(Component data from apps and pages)
§
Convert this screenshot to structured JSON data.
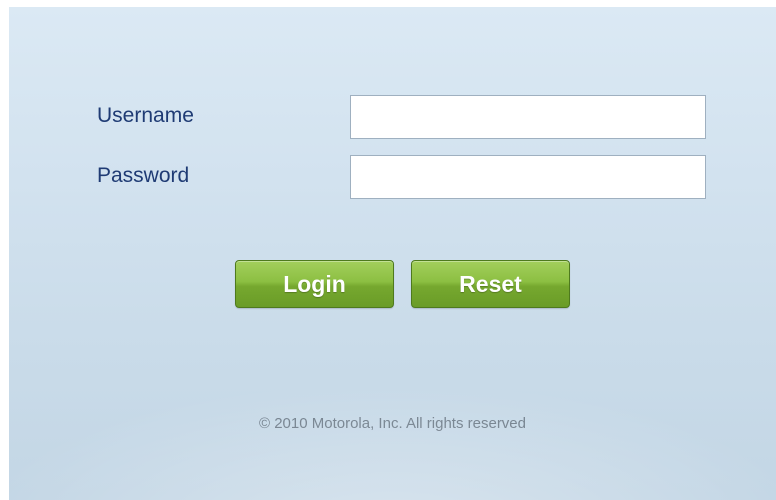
{
  "form": {
    "username": {
      "label": "Username",
      "value": "",
      "placeholder": ""
    },
    "password": {
      "label": "Password",
      "value": "",
      "placeholder": ""
    }
  },
  "buttons": {
    "login_label": "Login",
    "reset_label": "Reset"
  },
  "footer": {
    "copyright": "© 2010 Motorola, Inc. All rights reserved"
  },
  "colors": {
    "label_text": "#1f3b74",
    "button_green": "#8cbf42",
    "background": "#d2e2ef",
    "footer_text": "#6e7c89"
  }
}
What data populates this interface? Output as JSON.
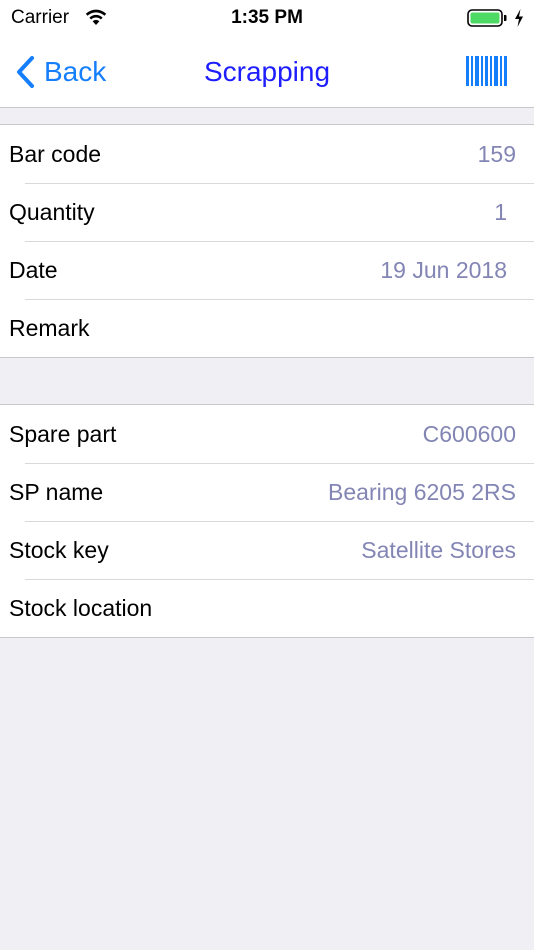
{
  "status_bar": {
    "carrier": "Carrier",
    "time": "1:35 PM",
    "icons": [
      "wifi-icon",
      "battery-icon",
      "charging-bolt-icon"
    ],
    "battery_color": "#4cd964"
  },
  "nav": {
    "back_label": "Back",
    "title": "Scrapping",
    "right_icon": "barcode-icon",
    "accent_color": "#157efb",
    "title_color": "#1d1dff"
  },
  "section1": {
    "rows": [
      {
        "label": "Bar code",
        "value": "159"
      },
      {
        "label": "Quantity",
        "value": "1"
      },
      {
        "label": "Date",
        "value": "19 Jun 2018"
      },
      {
        "label": "Remark",
        "value": ""
      }
    ]
  },
  "section2": {
    "rows": [
      {
        "label": "Spare part",
        "value": "C600600"
      },
      {
        "label": "SP name",
        "value": "Bearing 6205 2RS"
      },
      {
        "label": "Stock key",
        "value": "Satellite Stores"
      },
      {
        "label": "Stock location",
        "value": ""
      }
    ]
  },
  "colors": {
    "background": "#efeff4",
    "value_text": "#8385b4",
    "separator": "#c8c7cc"
  }
}
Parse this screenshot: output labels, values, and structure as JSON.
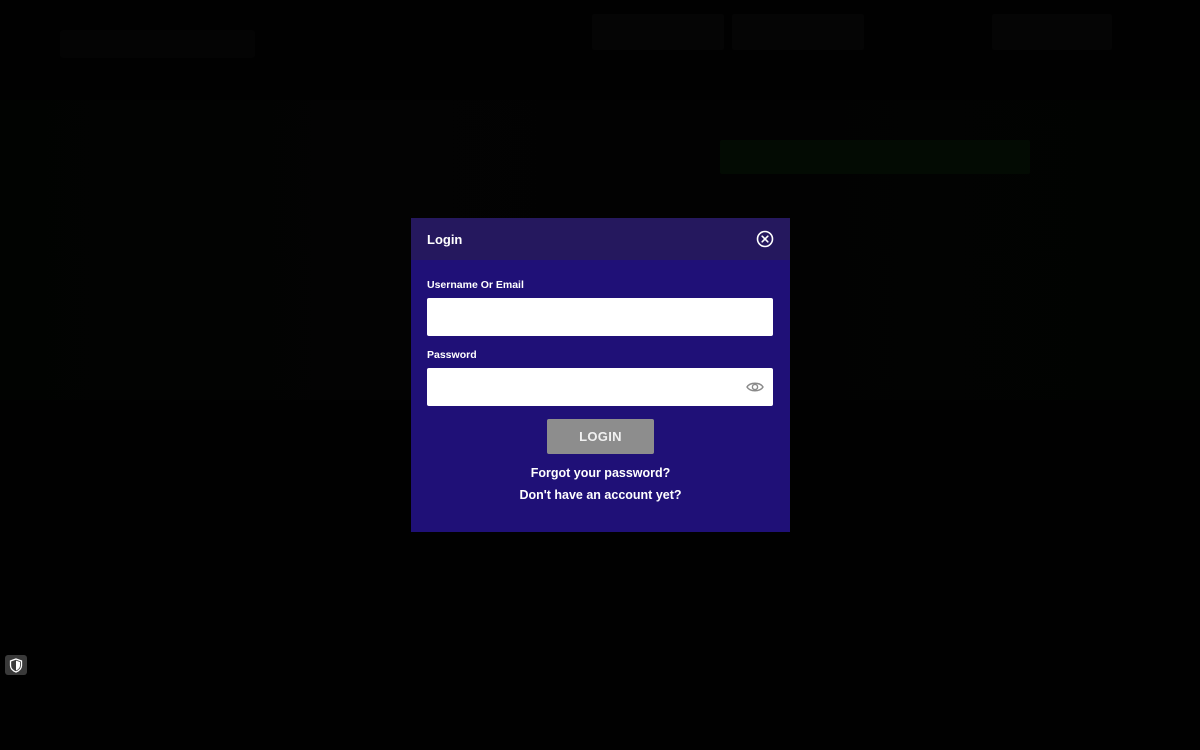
{
  "modal": {
    "title": "Login",
    "username_label": "Username Or Email",
    "username_value": "",
    "password_label": "Password",
    "password_value": "",
    "login_button": "LOGIN",
    "forgot_link": "Forgot your password?",
    "register_link": "Don't have an account yet?"
  },
  "icons": {
    "close": "close-circle-icon",
    "password_toggle": "eye-icon",
    "security": "shield-icon"
  },
  "colors": {
    "modal_background": "#1f1077",
    "modal_header": "#25185e",
    "login_button": "#8d8d8d",
    "overlay": "#000000"
  }
}
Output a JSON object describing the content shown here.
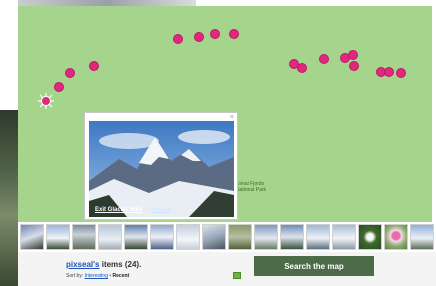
{
  "popup": {
    "close_glyph": "×",
    "title": "Exit Glacier Hike",
    "by_label": "by",
    "user": "pixseal"
  },
  "map": {
    "label_line1": "Kenai Fjords",
    "label_line2": "National Park"
  },
  "gallery": {
    "owner": "pixseal's",
    "count_text": "items (24).",
    "sort_label": "Sort by:",
    "sort_interesting": "Interesting",
    "sort_separator": "•",
    "sort_recent": "Recent",
    "search_button": "Search the map"
  },
  "colors": {
    "map_green": "#a5d58c",
    "pin_pink": "#e0287d",
    "button_dark_green": "#4d6b49",
    "link_blue": "#1f56b8"
  }
}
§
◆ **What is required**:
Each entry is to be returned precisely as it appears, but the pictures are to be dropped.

◆ **Response box**:
Convert this screenshot to structured JSON data.
{
  "form": {
    "username": {
      "label": "Username",
      "value": "",
      "placeholder": ""
    },
    "password": {
      "label": "Password",
      "value": "",
      "placeholder": ""
    }
  },
  "buttons": {
    "login_label": "Login",
    "reset_label": "Reset"
  },
  "footer": {
    "copyright": "© 2010 Motorola, Inc. All rights reserved"
  },
  "colors": {
    "label_text": "#1f3b74",
    "button_green": "#8cbf42",
    "background": "#d2e2ef",
    "footer_text": "#6e7c89"
  }
}
What data populates this interface? Output as JSON.
{
  "status_bar": {
    "carrier": "Carrier",
    "time": "1:35 PM",
    "icons": [
      "wifi-icon",
      "battery-icon",
      "charging-bolt-icon"
    ],
    "battery_color": "#4cd964"
  },
  "nav": {
    "back_label": "Back",
    "title": "Scrapping",
    "right_icon": "barcode-icon",
    "accent_color": "#157efb",
    "title_color": "#1d1dff"
  },
  "section1": {
    "rows": [
      {
        "label": "Bar code",
        "value": "159"
      },
      {
        "label": "Quantity",
        "value": "1"
      },
      {
        "label": "Date",
        "value": "19 Jun 2018"
      },
      {
        "label": "Remark",
        "value": ""
      }
    ]
  },
  "section2": {
    "rows": [
      {
        "label": "Spare part",
        "value": "C600600"
      },
      {
        "label": "SP name",
        "value": "Bearing 6205 2RS"
      },
      {
        "label": "Stock key",
        "value": "Satellite Stores"
      },
      {
        "label": "Stock location",
        "value": ""
      }
    ]
  },
  "colors": {
    "background": "#efeff4",
    "value_text": "#8385b4",
    "separator": "#c8c7cc"
  }
}
Parse this screenshot: output labels, values, and structure as JSON.
{
  "modal": {
    "title": "Login",
    "username_label": "Username Or Email",
    "username_value": "",
    "password_label": "Password",
    "password_value": "",
    "login_button": "LOGIN",
    "forgot_link": "Forgot your password?",
    "register_link": "Don't have an account yet?"
  },
  "icons": {
    "close": "close-circle-icon",
    "password_toggle": "eye-icon",
    "security": "shield-icon"
  },
  "colors": {
    "modal_background": "#1f1077",
    "modal_header": "#25185e",
    "login_button": "#8d8d8d",
    "overlay": "#000000"
  }
}
Output a JSON object describing the content shown here.
{
  "popup": {
    "close_glyph": "×",
    "title": "Exit Glacier Hike",
    "by_label": "by",
    "user": "pixseal"
  },
  "map": {
    "label_line1": "Kenai Fjords",
    "label_line2": "National Park"
  },
  "gallery": {
    "owner": "pixseal's",
    "count_text": "items (24).",
    "sort_label": "Sort by:",
    "sort_interesting": "Interesting",
    "sort_separator": "•",
    "sort_recent": "Recent",
    "search_button": "Search the map"
  },
  "colors": {
    "map_green": "#a5d58c",
    "pin_pink": "#e0287d",
    "button_dark_green": "#4d6b49",
    "link_blue": "#1f56b8"
  }
}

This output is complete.